- Laterality (side of the body affected) has been added to relevant ICD-10 codes. So, the code you use may inherently define left or right.
- Another difference relates to episode of care. Whereas an ICD-9 code remains the same over multiple doctor visits, ICD-10 codes may change if it’s an injury or there’s an external cause. For example, a patient with a sprained ankle may return for re-evaluation to ensure the injury is healing properly. In the lamppost example above, the ICD-10 code would likely change to W22.02XD. The “A” (W22.02XA) stands for “initial” encounter (but “acute phase of injury” would be an appropriate way to think of it). The “D” stands for “subsequent” encounter. In 2015, “A” was clarified with regard to chiropractic care to refer to “acute,” and may to be used for all/multiple visits.

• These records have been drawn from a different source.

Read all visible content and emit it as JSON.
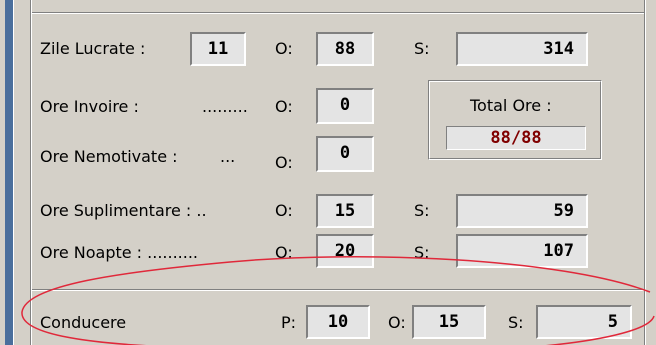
{
  "rows": {
    "zile_lucrate": {
      "label": "Zile Lucrate :",
      "value": "11",
      "o_label": "O:",
      "o_value": "88",
      "s_label": "S:",
      "s_value": "314"
    },
    "ore_invoire": {
      "label": "Ore Invoire :",
      "dots": ".........",
      "o_label": "O:",
      "o_value": "0"
    },
    "ore_nemotivate": {
      "label": "Ore Nemotivate :",
      "dots": "...",
      "o_label": "O:",
      "o_value": "0"
    },
    "ore_suplimentare": {
      "label": "Ore Suplimentare : ..",
      "o_label": "O:",
      "o_value": "15",
      "s_label": "S:",
      "s_value": "59"
    },
    "ore_noapte": {
      "label": "Ore Noapte : ..........",
      "o_label": "O:",
      "o_value": "20",
      "s_label": "S:",
      "s_value": "107"
    },
    "conducere": {
      "label": "Conducere",
      "p_label": "P:",
      "p_value": "10",
      "o_label": "O:",
      "o_value": "15",
      "s_label": "S:",
      "s_value": "5"
    }
  },
  "total": {
    "label": "Total Ore :",
    "value": "88/88"
  },
  "colors": {
    "face": "#d4d0c8",
    "field": "#e4e4e4",
    "total_text": "#800000",
    "annotation": "#e0283a",
    "left_band": "#4a6e9c"
  }
}
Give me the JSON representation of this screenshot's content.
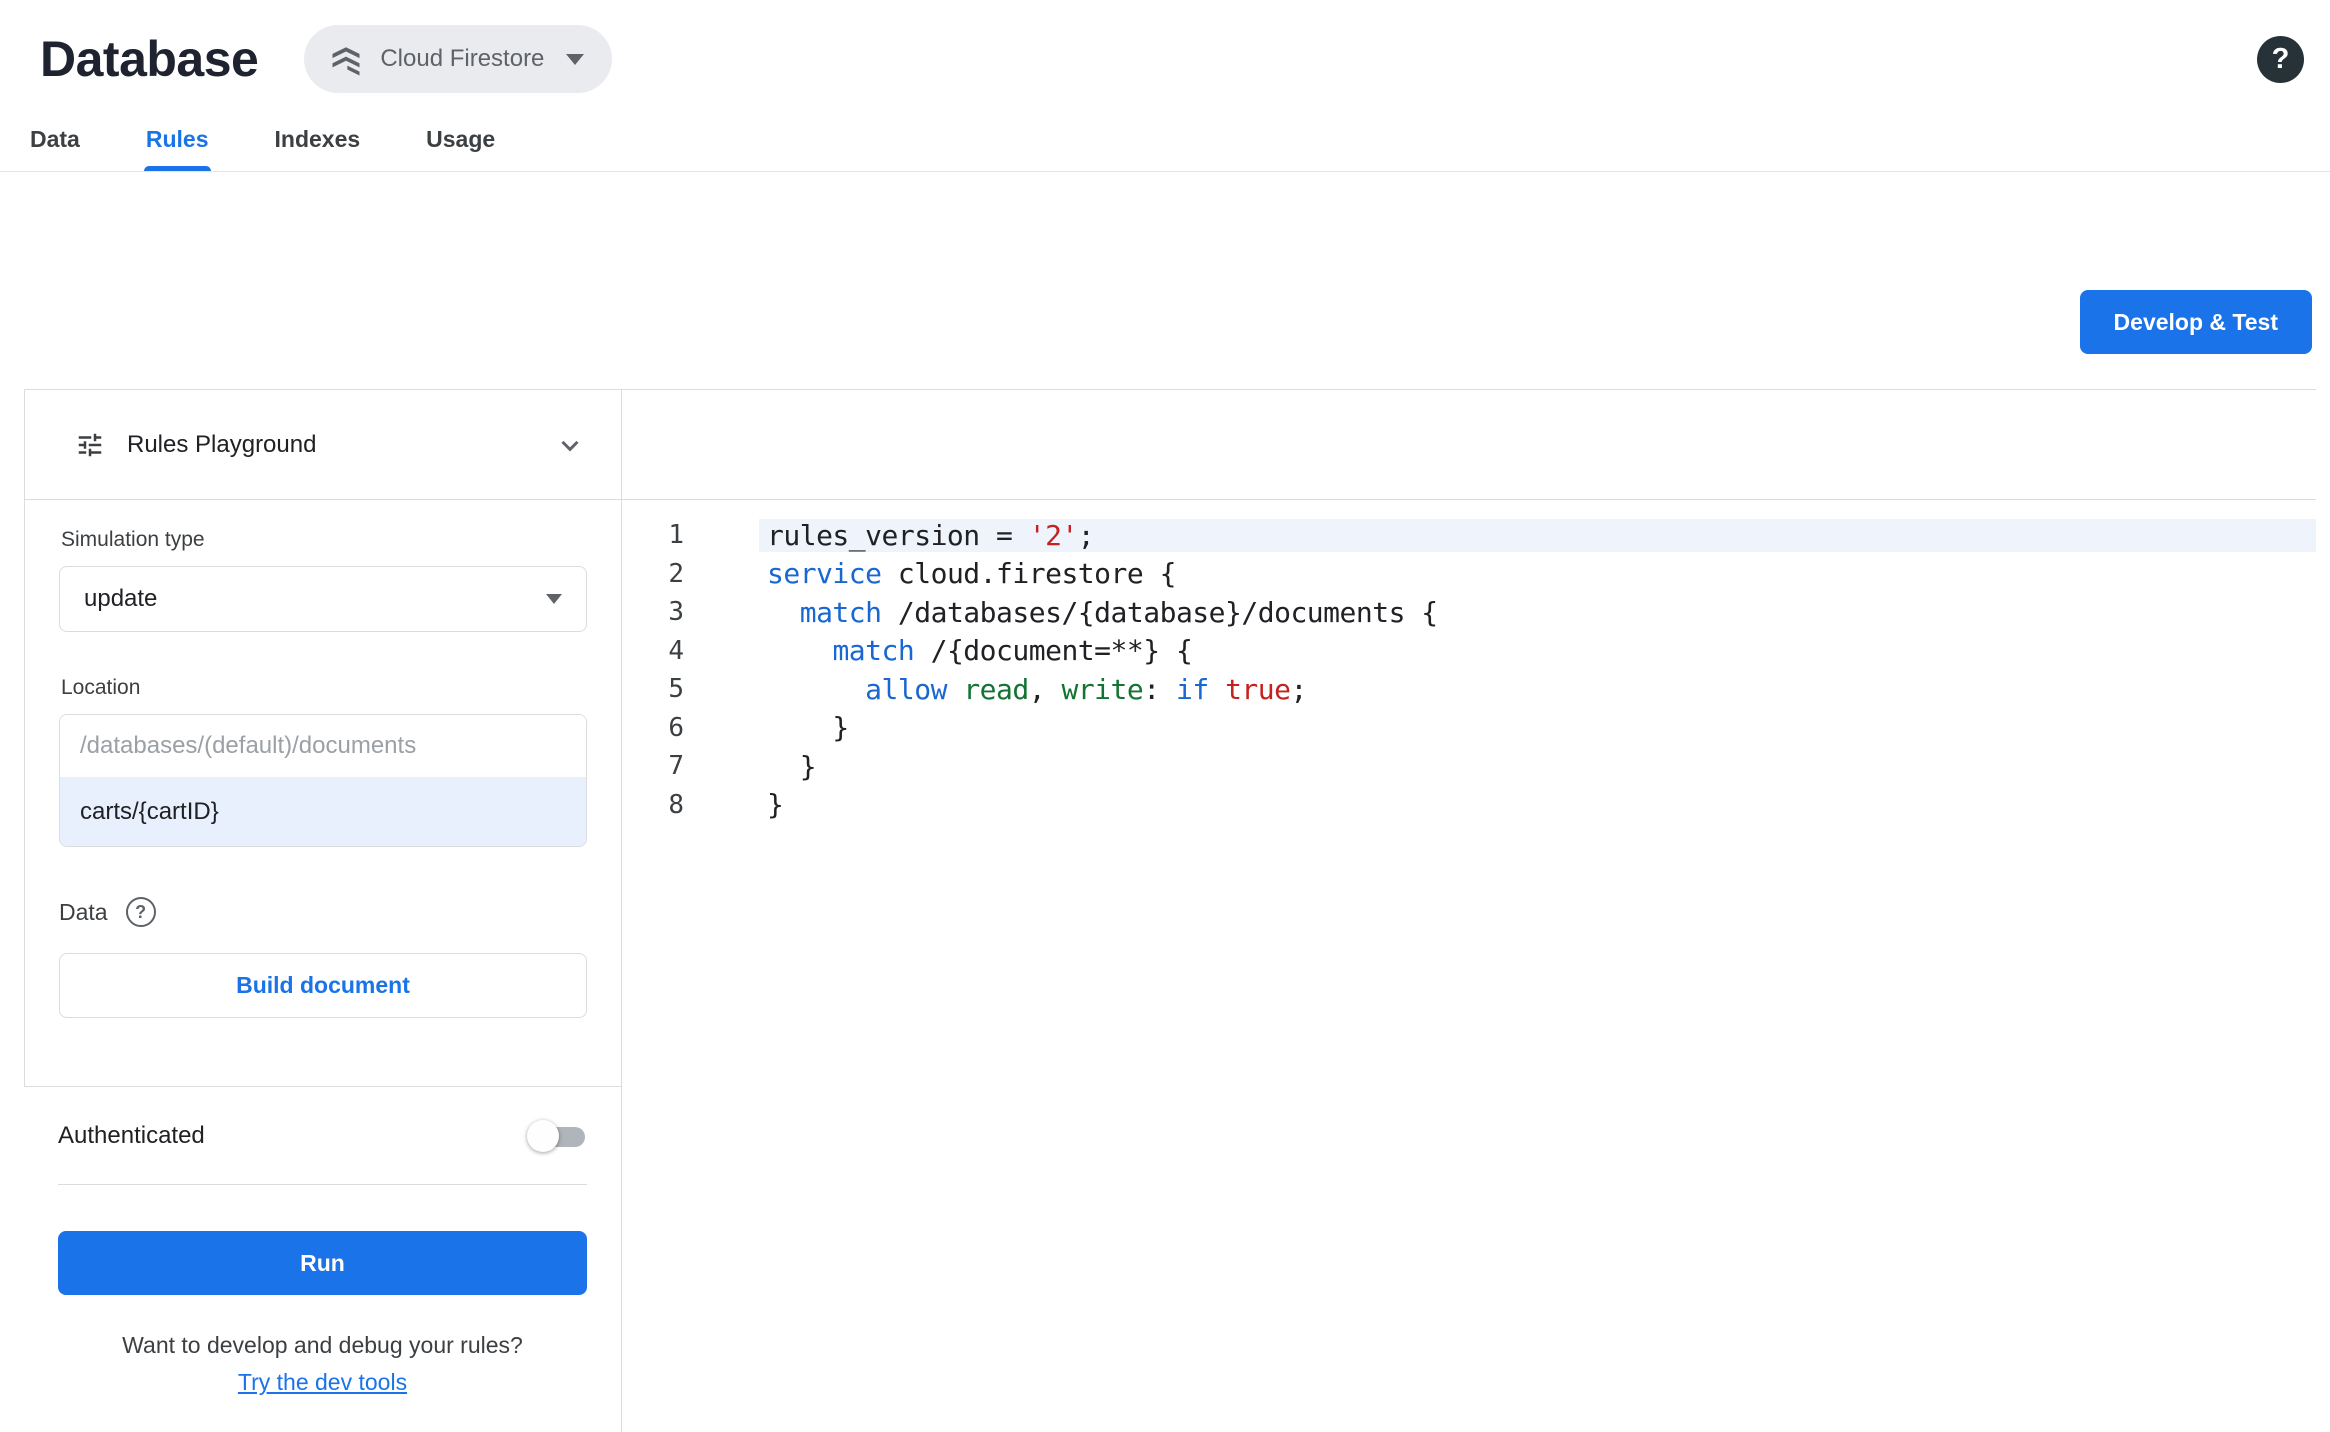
{
  "header": {
    "title": "Database",
    "product_chip": "Cloud Firestore"
  },
  "icons": {
    "help_glyph": "?",
    "product_icon": "cloud-firestore-logo",
    "playground_icon": "tune-sliders"
  },
  "tabs": [
    {
      "label": "Data",
      "active": false
    },
    {
      "label": "Rules",
      "active": true
    },
    {
      "label": "Indexes",
      "active": false
    },
    {
      "label": "Usage",
      "active": false
    }
  ],
  "toolbar": {
    "develop_test_label": "Develop & Test"
  },
  "playground": {
    "title": "Rules Playground",
    "simulation_type_label": "Simulation type",
    "simulation_type_value": "update",
    "location_label": "Location",
    "location_placeholder": "/databases/(default)/documents",
    "location_value": "carts/{cartID}",
    "data_label": "Data",
    "build_document_label": "Build document",
    "authenticated_label": "Authenticated",
    "authenticated_on": false,
    "run_label": "Run",
    "dev_tools_text": "Want to develop and debug your rules?",
    "dev_tools_link": "Try the dev tools"
  },
  "editor": {
    "active_line": 1,
    "colors": {
      "keyword": "#1967d2",
      "string": "#c5221f",
      "prop": "#137333",
      "plain": "#202124"
    },
    "lines": [
      {
        "num": 1,
        "segments": [
          {
            "t": "rules_version = ",
            "c": "plain"
          },
          {
            "t": "'2'",
            "c": "string"
          },
          {
            "t": ";",
            "c": "plain"
          }
        ]
      },
      {
        "num": 2,
        "segments": [
          {
            "t": "service",
            "c": "keyword"
          },
          {
            "t": " cloud.firestore {",
            "c": "plain"
          }
        ]
      },
      {
        "num": 3,
        "segments": [
          {
            "t": "  ",
            "c": "plain"
          },
          {
            "t": "match",
            "c": "keyword"
          },
          {
            "t": " /databases/{database}/documents {",
            "c": "plain"
          }
        ]
      },
      {
        "num": 4,
        "segments": [
          {
            "t": "    ",
            "c": "plain"
          },
          {
            "t": "match",
            "c": "keyword"
          },
          {
            "t": " /{document=**} {",
            "c": "plain"
          }
        ]
      },
      {
        "num": 5,
        "segments": [
          {
            "t": "      ",
            "c": "plain"
          },
          {
            "t": "allow",
            "c": "keyword"
          },
          {
            "t": " ",
            "c": "plain"
          },
          {
            "t": "read",
            "c": "prop"
          },
          {
            "t": ", ",
            "c": "plain"
          },
          {
            "t": "write",
            "c": "prop"
          },
          {
            "t": ": ",
            "c": "plain"
          },
          {
            "t": "if",
            "c": "keyword"
          },
          {
            "t": " ",
            "c": "plain"
          },
          {
            "t": "true",
            "c": "string"
          },
          {
            "t": ";",
            "c": "plain"
          }
        ]
      },
      {
        "num": 6,
        "segments": [
          {
            "t": "    }",
            "c": "plain"
          }
        ]
      },
      {
        "num": 7,
        "segments": [
          {
            "t": "  }",
            "c": "plain"
          }
        ]
      },
      {
        "num": 8,
        "segments": [
          {
            "t": "}",
            "c": "plain"
          }
        ]
      }
    ]
  }
}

- Injuries are now grouped by anatomical site rather than injury type.
Dr. Karen Walters, DC, FACC discusses everything you need to know about ICD-10 in a 60 minute video that you can watch here.
“I just want to let you know how much I appreciate the ease of transition to ICD-10 with ECLIPSE. The “ICD-9 to ICD-10 comparable” option while entering diagnoses into a patient’s file is seamless. While most other offices are stressing, we will be able to continue along, “business as usual” come October 1st. Thank you.” — Dr. Michael Goldstein, D.C.
ECLIPSE is ready for ICD-10 now. ICD-9 & ICD-10 codes can be displayed together or separately by selecting an appropriate index. (There are separate indexes for ICD-9, ICD-10 and a crosswalk from ICD-9 to ICD-10.) We have prepared categorized ICD-10 databases for import – which include ICD-9 comparable codes where appropriate – and/or you can enter ICD-10 codes directly. These ICD-10 codes can be imported directly to your existing ICD databases and are available in the same two flavors we have always provided: everything or chiropractic specific. The chiropractic table has been carefully categorized by our team of D.C.’s to make it even easier to quickly locate the code you need. ECLIPSE users can review their 1/16/2014 & 7/16/2014 README entries for more thorough information.
This blog entry has been edited to reflect Congressional delay of ICD-10 from 10/1/2014 to 10/1/2015.